Quickfire Questions about Overdrafts

How do overdrafts work?

Overdrafts allow you to borrow money by letting you spend more money that you have in your bank account. Typically, overdrafts are attached to current accounts. You might have an interest free overdraft limit and then an interest charging overdraft limit. The overdraft limit that has been agreed with your bank is your “arranged overdraft”. If you spend more than your arranged overdraft limit, you enter an “unarranged overdraft”. There tend to be higher interest rates or daily charges for using an unarranged overdraft, though there are now caps on the amount banks can charge for overdrafts.

How do I apply for an overdraft?

Sometimes you may find your current account comes with an interest free arranged overdraft. The credit limit is usually between £50 and £250. If you would like a larger overdraft, or your current account does not automatically come with an overdraft, you simply need to contact your bank to apply. They will likely run credit checks and affordability assessments as overdrafts are a type of credit and the bank needs to make sure that borrowing this way will not land you in financial difficulty, however it tends to be a relatively quick application process.

Are overdrafts like loans?

While overdrafts are a standalone type of credit, one of the best ways to think about them is like a loan. You are borrowing money which has to be repaid at the end of your statement period. Overdrafts can help you manage unexpected payments or emergency bills with little difficulty as you can use your normal debit card but be mindful that when your salary is paid in, the funds will be allocated to your overdraft first. This means if you owe £250 on your interest-free overdraft, and you receive your monthly wages of £1000, you will actually only have a positive balance of £750.

What is the best way to use an overdraft?

It can be easy to get trapped in a cycle of overdraft spending. It can help to download mobile banking so you can regularly check your balance and your transactions. This can help keep you aware of how much money you have left and if you have already entered your overdraft. Remember that your overdraft is borrowed funds, not just an extension of your current balance. Using overdrafts for small, unexpected purchases (when you haven’t got time to reshuffle your finances in advance) can be a good way to use this type of credit, as long as you make adjustments to your future budget to accommodate the costs in your next wages.

Alternatives to Overdrafts

There are many alternative borrowing options if you don’t want to use your overdraft or if your overdraft is not sufficient for your borrowing needs. Instant payday loans are quite a common way to meet emergency payments, especially if you have a low credit score or poor credit history. If you want longer term access to credit, there are a range of purchase and balance transfer credit cards – even if you have a bad credit file – that could help you manage your finances from time to time. As well as credit cards, credit lines can also be a useful line of credit to have; instead of using a card to make payments, you simply withdraw the cash from your credit line account directly into your bank account.

When looking for ways to borrow, it’s important that you find an option that is suitable for your needs and for your circumstances.
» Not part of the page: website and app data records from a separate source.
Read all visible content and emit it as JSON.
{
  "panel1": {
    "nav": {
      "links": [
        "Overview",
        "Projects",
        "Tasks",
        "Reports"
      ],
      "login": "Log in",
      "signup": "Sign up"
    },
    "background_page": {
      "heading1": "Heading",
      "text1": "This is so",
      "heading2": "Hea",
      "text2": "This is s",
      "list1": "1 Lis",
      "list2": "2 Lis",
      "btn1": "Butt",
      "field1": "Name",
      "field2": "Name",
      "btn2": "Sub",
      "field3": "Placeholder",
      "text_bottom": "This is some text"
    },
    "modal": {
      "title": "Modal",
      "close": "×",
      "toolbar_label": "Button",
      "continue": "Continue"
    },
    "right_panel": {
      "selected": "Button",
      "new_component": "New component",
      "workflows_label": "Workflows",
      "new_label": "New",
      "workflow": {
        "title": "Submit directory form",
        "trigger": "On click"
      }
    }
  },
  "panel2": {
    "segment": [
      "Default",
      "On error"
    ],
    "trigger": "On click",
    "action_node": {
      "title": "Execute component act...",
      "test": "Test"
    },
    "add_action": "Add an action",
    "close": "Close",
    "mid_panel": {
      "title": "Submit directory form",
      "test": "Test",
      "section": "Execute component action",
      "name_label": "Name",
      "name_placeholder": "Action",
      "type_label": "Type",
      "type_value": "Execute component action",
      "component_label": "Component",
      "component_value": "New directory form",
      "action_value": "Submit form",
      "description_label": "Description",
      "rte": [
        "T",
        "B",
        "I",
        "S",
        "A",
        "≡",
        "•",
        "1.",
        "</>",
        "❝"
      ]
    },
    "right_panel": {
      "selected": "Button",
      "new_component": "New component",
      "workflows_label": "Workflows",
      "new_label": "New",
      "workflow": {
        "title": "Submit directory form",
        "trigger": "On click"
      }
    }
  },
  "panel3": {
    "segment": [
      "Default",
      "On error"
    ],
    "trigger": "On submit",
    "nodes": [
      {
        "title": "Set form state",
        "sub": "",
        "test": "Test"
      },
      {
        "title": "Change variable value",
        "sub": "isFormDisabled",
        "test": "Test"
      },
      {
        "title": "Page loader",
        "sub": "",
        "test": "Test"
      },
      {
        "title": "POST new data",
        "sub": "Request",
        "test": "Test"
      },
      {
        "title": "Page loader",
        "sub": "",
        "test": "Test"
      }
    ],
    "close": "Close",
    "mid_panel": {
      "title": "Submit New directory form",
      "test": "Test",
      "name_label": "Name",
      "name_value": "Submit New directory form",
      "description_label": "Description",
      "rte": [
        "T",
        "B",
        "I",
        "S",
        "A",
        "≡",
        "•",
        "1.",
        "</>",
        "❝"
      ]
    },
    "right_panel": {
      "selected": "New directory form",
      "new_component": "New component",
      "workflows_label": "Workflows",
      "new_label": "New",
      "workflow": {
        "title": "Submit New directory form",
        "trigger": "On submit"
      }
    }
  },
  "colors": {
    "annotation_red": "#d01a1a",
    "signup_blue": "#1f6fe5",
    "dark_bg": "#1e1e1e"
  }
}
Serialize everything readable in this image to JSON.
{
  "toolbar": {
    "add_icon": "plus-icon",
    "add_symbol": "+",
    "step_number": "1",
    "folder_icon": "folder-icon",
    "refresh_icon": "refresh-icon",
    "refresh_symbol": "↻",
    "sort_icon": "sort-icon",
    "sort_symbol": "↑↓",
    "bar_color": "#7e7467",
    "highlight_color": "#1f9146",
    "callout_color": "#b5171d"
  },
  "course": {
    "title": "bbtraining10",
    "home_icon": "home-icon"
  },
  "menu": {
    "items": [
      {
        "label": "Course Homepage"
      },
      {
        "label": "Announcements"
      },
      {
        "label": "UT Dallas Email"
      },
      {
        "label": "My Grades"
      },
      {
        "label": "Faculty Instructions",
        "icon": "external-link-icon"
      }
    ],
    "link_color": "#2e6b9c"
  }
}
Comparing loans and lines of credit

Like a personal line of credit loans can also be a reasonable way to borrow if you need a quick resolution to a temporary problem. Where lines of credit, like overdrafts and credit lines, can be preferable are if you want reassurance that you have access to credit whenever you might need it. Loans are fixed term agreements, so you apply once, receive the money once, and repay the balance over a specified period. A line of credit is a much more flexible agreement, typically with minimum payments, but as long as you stay within the terms of the agreement, you can borrow and withdraw as often as you need to.

More Information


Credit lines vs Overdrafts

Overdraft Alternatives

Check out our other great content in our Info Hub, with articles about the different types of credit products, money management tips and help with saving money!